With its catch phrases "The same procedure as last year, Madam?", and "The same procedure as every year, James", festivities come to a halt for eighteen minutes as everyone watches a ninetieth birthday dinner party set in an old English mansion.
A slight problem being that the four guests who used to attend every year have passed on.
The Butler not only serves but takes the place of all of them, becoming steadily more "wobbly" with each toast as the dinner proceeds and "the guests" wine glasses are emptied. And here it is so you can see it for yourself: Dinner For One,
Feuerzangenbowle, Fire Tongs Punch a Gluehwein, mulled wine with a definite "fiery kick" in more ways than one as it can catch fire, joins sparkling wine as a favorite New Year's Eve drink.
While the evening meal is usually shared with family or friends as eating in the company of those closest symbolized protection from demons in times gone by.
"Food" also has its share of traditions of course. There is the obligatory Lucky Jelly Donut after midnight, but that is just one of many customs.
And a few of the others are:
Leaving a little of everything eaten on the plate until midnight has passed should ensure a year with enough to eat, while some things should not find their way onto a New Year's Eve or New Year's Day table.
Including anything that once had feathers.
An old superstition says the year's good luck and happiness will fly away from anyone who eats poultry. Although those living in the Rhineland ignore this as one of the favorite meals there is "Neuejahrsgans", which is much like Cologne Roast Goose a specialty of their largest city.
Eating fish of any type, served in whatever way, is a time honored tradition and if it is Carp, Silvesterkarpfen, then one of the carp's fish scales hidden in a wallet for the entire year is supposed to bring wealth to its owner. While scales hidden throughout the home boost the bank balances of everyone who lives there.
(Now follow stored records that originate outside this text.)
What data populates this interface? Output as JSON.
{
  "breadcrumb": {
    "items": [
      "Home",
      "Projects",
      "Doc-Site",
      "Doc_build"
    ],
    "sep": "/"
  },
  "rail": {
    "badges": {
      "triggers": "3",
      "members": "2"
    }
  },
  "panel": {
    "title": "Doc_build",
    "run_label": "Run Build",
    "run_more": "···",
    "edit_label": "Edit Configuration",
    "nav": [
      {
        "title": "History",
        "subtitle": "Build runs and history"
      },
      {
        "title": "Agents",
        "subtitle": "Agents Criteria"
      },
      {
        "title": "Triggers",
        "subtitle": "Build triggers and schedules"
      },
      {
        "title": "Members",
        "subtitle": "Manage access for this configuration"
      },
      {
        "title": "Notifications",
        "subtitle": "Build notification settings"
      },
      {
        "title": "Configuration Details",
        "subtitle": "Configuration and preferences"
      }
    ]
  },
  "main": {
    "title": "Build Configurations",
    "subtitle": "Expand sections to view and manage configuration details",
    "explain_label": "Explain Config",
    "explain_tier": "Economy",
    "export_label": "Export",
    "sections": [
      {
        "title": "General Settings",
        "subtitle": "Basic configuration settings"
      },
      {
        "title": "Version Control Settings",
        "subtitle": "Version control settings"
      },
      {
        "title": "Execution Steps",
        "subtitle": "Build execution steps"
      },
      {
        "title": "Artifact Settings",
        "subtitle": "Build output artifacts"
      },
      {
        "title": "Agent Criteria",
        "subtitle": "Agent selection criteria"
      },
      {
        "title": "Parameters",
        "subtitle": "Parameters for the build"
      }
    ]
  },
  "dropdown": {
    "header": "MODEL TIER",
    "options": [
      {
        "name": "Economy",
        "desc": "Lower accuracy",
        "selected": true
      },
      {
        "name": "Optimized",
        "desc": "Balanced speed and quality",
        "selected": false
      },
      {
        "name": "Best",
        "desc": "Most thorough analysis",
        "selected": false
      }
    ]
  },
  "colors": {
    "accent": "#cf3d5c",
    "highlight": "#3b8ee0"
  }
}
Pea, Bean, Lentil or Carrot soup brings blessings and wealth in the New Year. As does eating Sauerkraut, when the guests must wish each other as much happiness and money as there are strips of cabbage in the dish of Sauerkraut.
Nevertheless whether made from almond paste, chocolate or brass with a cent fixed upon it, or served as Schnitzel, Pork Roast, or sausages, Wurstchen, it is the Glück Sweine, "Good Luck Pig", that in all its forms is believed to bring most luck and good fortune in the coming year.
The typical New Year gift of a Four Leaf Clover Plant has an overload of good luck symbols, as it usually shares its pot with a Glückspilz - a red toadstool with white spots - a small pig, a "lucky" ladybird, a horseshoe, and of course a Chimney Sweep to attract good luck while his broom sweeps away the old year.
It is a bad idea to get up late on New Year's Day though; unless it is worth the risk of nightmares and sleeping badly for the entire year. So a bright and early start to the year is a must.
Besides it is time to start working on all those New Years resolutions.
New Year Fireworks in a village near Garmisch Partenkirchen, Bleigiessen, photographer Micha L. Riese, Lucky Plum Chimney Sweep, courtesy de.Wikipedia
For topics in the news And you can follow German Culture on Facebook
Content copyright © 2015 by Francine McKenna-Klein. All rights reserved.
This content was written by Francine McKenna-Klein. If you wish to use this content in any manner, you need written permission. Contact Francine McKenna-Klein for details.
Website copyright © 2015 Minerva WebWorks LLC. All rights reserved.